### TASK ITEM
Among the entries, find the lines with the string "Ctrl" and report them.

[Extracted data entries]
::::

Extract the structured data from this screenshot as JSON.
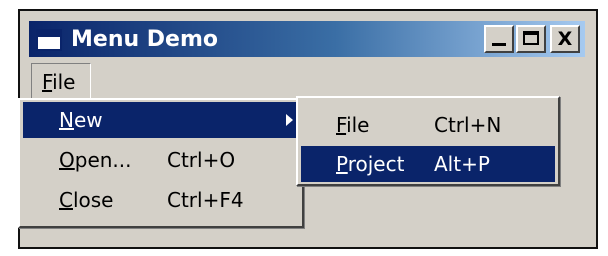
{
  "window": {
    "title": "Menu Demo",
    "close_symbol": "X"
  },
  "menubar": {
    "file": "File"
  },
  "menu": {
    "items": [
      {
        "label": "New",
        "shortcut": "",
        "has_submenu": true,
        "selected": true
      },
      {
        "label": "Open...",
        "shortcut": "Ctrl+O"
      },
      {
        "label": "Close",
        "shortcut": "Ctrl+F4"
      }
    ]
  },
  "submenu": {
    "items": [
      {
        "label": "File",
        "shortcut": "Ctrl+N"
      },
      {
        "label": "Project",
        "shortcut": "Alt+P",
        "selected": true
      }
    ]
  },
  "colors": {
    "selection": "#0a246a",
    "face": "#d4d0c8"
  },
  "icons": [
    "app-window-icon",
    "minimize-icon",
    "maximize-icon",
    "close-icon",
    "submenu-arrow-icon"
  ]
}
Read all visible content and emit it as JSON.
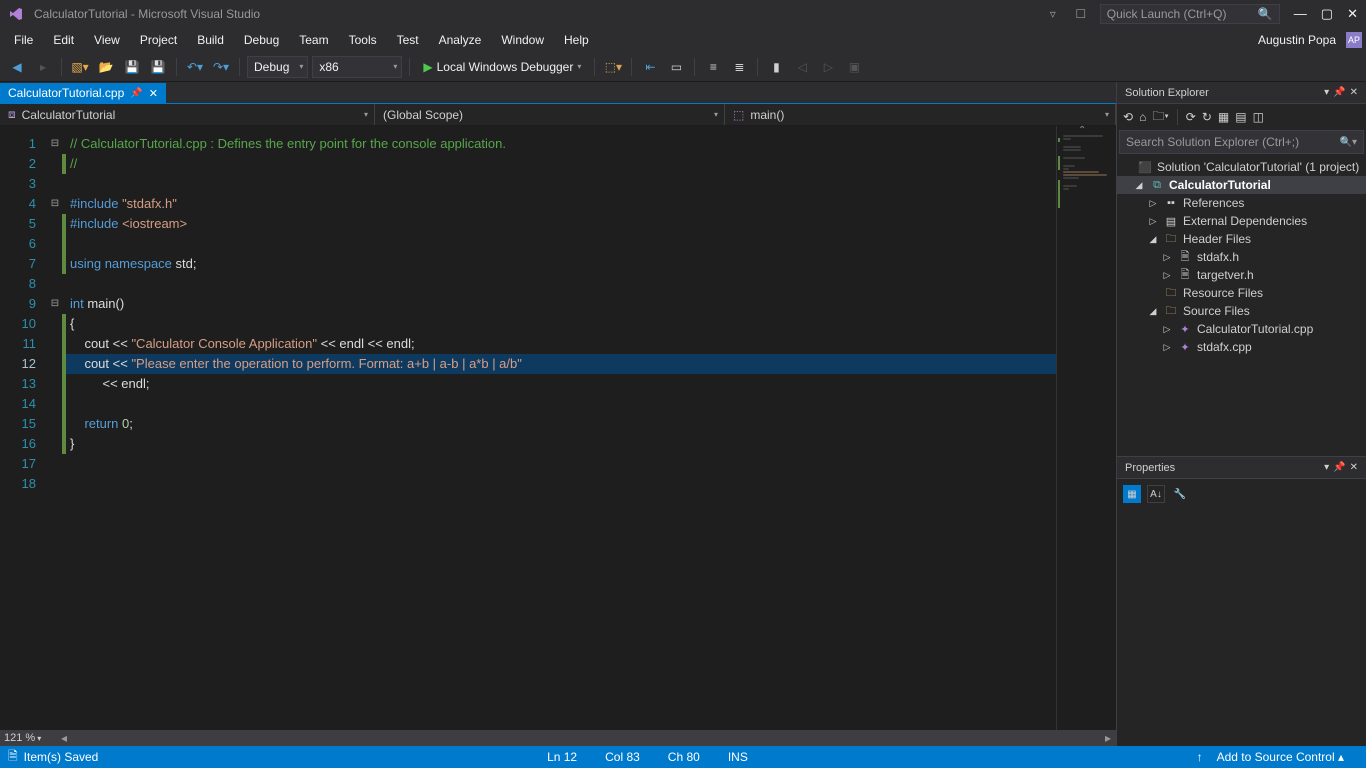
{
  "title": "CalculatorTutorial - Microsoft Visual Studio",
  "quick_launch_placeholder": "Quick Launch (Ctrl+Q)",
  "menu": [
    "File",
    "Edit",
    "View",
    "Project",
    "Build",
    "Debug",
    "Team",
    "Tools",
    "Test",
    "Analyze",
    "Window",
    "Help"
  ],
  "user": "Augustin Popa",
  "toolbar": {
    "config": "Debug",
    "platform": "x86",
    "start": "Local Windows Debugger"
  },
  "tab": {
    "name": "CalculatorTutorial.cpp"
  },
  "nav": {
    "scope1": "CalculatorTutorial",
    "scope2": "(Global Scope)",
    "scope3": "main()"
  },
  "zoom": "121 %",
  "code_lines": [
    {
      "n": 1,
      "fold": "⊟",
      "change": "",
      "html": "<span class='c-comment'>// CalculatorTutorial.cpp : Defines the entry point for the console application.</span>"
    },
    {
      "n": 2,
      "fold": "",
      "change": "cb-green",
      "html": "<span class='c-comment'>//</span>"
    },
    {
      "n": 3,
      "fold": "",
      "change": "",
      "html": ""
    },
    {
      "n": 4,
      "fold": "⊟",
      "change": "",
      "html": "<span class='c-keyword'>#include</span> <span class='c-string'>\"stdafx.h\"</span>"
    },
    {
      "n": 5,
      "fold": "",
      "change": "cb-green",
      "html": "<span class='c-keyword'>#include</span> <span class='c-string'>&lt;iostream&gt;</span>"
    },
    {
      "n": 6,
      "fold": "",
      "change": "cb-green",
      "html": ""
    },
    {
      "n": 7,
      "fold": "",
      "change": "cb-green",
      "html": "<span class='c-keyword'>using</span> <span class='c-keyword'>namespace</span> std;"
    },
    {
      "n": 8,
      "fold": "",
      "change": "",
      "html": ""
    },
    {
      "n": 9,
      "fold": "⊟",
      "change": "",
      "html": "<span class='c-type'>int</span> main()"
    },
    {
      "n": 10,
      "fold": "",
      "change": "cb-green",
      "html": "{"
    },
    {
      "n": 11,
      "fold": "",
      "change": "cb-green",
      "html": "    cout &lt;&lt; <span class='c-string'>\"Calculator Console Application\"</span> &lt;&lt; endl &lt;&lt; endl;"
    },
    {
      "n": 12,
      "fold": "",
      "change": "cb-green",
      "hl": true,
      "html": "    cout &lt;&lt; <span class='c-string'>\"Please enter the operation to perform. Format: a+b | a-b | a*b | a/b\"</span>"
    },
    {
      "n": 13,
      "fold": "",
      "change": "cb-green",
      "html": "         &lt;&lt; endl;"
    },
    {
      "n": 14,
      "fold": "",
      "change": "cb-green",
      "html": ""
    },
    {
      "n": 15,
      "fold": "",
      "change": "cb-green",
      "html": "    <span class='c-keyword'>return</span> <span class='c-num'>0</span>;"
    },
    {
      "n": 16,
      "fold": "",
      "change": "cb-green",
      "html": "}"
    },
    {
      "n": 17,
      "fold": "",
      "change": "",
      "html": ""
    },
    {
      "n": 18,
      "fold": "",
      "change": "",
      "html": ""
    }
  ],
  "current_line": 12,
  "solution_explorer": {
    "title": "Solution Explorer",
    "search_placeholder": "Search Solution Explorer (Ctrl+;)",
    "root": "Solution 'CalculatorTutorial' (1 project)",
    "project": "CalculatorTutorial",
    "nodes": {
      "references": "References",
      "external": "External Dependencies",
      "header_files": "Header Files",
      "stdafx_h": "stdafx.h",
      "targetver_h": "targetver.h",
      "resource_files": "Resource Files",
      "source_files": "Source Files",
      "calc_cpp": "CalculatorTutorial.cpp",
      "stdafx_cpp": "stdafx.cpp"
    }
  },
  "properties": {
    "title": "Properties"
  },
  "status": {
    "saved": "Item(s) Saved",
    "ln": "Ln 12",
    "col": "Col 83",
    "ch": "Ch 80",
    "ins": "INS",
    "source_control": "Add to Source Control"
  }
}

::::

### ANSWER
        "shortcut": "Ctrl+O"
        "shortcut": "Ctrl+F4"
        "shortcut": "Ctrl+N"
  "quick_launch_placeholder": "Quick Launch (Ctrl+Q)",
    "search_placeholder": "Search Solution Explorer (Ctrl+;)",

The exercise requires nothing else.